THE BEST SPOT TO SEE THE TAJ
Upon speaking to a rickshaw driver he had told us we must go to The Mehtab Bagh (gardens). This is just a short drive from the Taj and it is situated across the river...honestly this is what made me see the real beauty of the Taj. After being slightly disappointed we arrived at the gardens and after just a short walk surrounded by greenery and absolute silence (this is very very rare in India) we turned the corner and could see the beauty of the Taj Mahal glistening in the sun. If you are in Agra on a clear day I can imagine sunset over the Taj from here would be life-changing.
There are also many other things to fill your day in Agra, the Red Fort, Baby Taj (These can all add up and be very expensive quickly).
VARANASI (2 Nights)
This would be our last stop in India and honestly, I would put this as one of the top things to do in India. We had heard super mixed things about Varanasi but Varanasi has to be seen before you can truly understand it, somewhere in-between the dust and chaos there is something magical.
Varanasi is a very religious and spiritual place, located along the banks of the River Ganges pilgrims come from all over India and beyond to bathe in the river and perform religious devotions along the Ghats (steps). Varanasi is particularly sacred for those Hindus who are approaching death, as it is thought dying here brings you salvation. All along the Ghats, you see funeral ceremonies of bodies burning where their ashes are scattered into the River. Before the ceremony, the bodies are wrapped in orange cloth and covered in flowers so it can be blessed by the river Ganges one last time. At first, this was a little bit of a shock, we took a sunrise boat tour out on the river and as a Westerner to see open bodies being cremated it is simply not something we are used to, however, there was something so pure about seeing the way death is almost celebrated. Families had travelled for miles to make sure the ones they loved received the correct goodbye.
I have to say the highlight for Varanasi for me, was the evening ritual Ganga Aarti on the Dasaswamedh Ghat, that takes place every night to celebrate life. I have never seen so many pilgrims, all dressed in orange, together in one place to celebrate. You can take a boat out and watch from the River Ganges, or like we did get right in the middle of it and watch this truly magical ceremony unfold.
Where To Stay: Stops Hostel includes delicious breakfast

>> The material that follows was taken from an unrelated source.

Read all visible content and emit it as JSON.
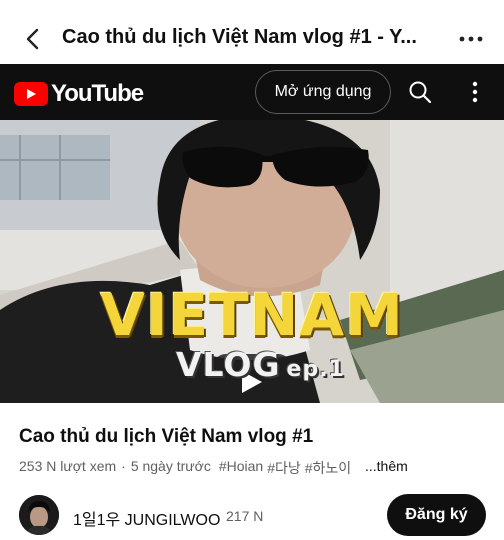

Top Tips for India
Always keep an open mind (you will find yourself in the best of situations, India is crazy, expect crazy and you will see the beauty in it)
Plan your route (India is a huge country you will never have time to see it all in one trip, having at least a rough route will save you a lot of time)
Ask the locals where to eat (they will know the best places)
Be prepared to be stared at (it can be uncomfortable and annoying but it will still happen there is no point getting wound up about it)
SLOW DOWN (India will definitely test your patience and emotions but bear with it, India is crazy beautiful and somewhere everyone should experience at least once in their life)
Next up 35 hours on a bus to Nepal......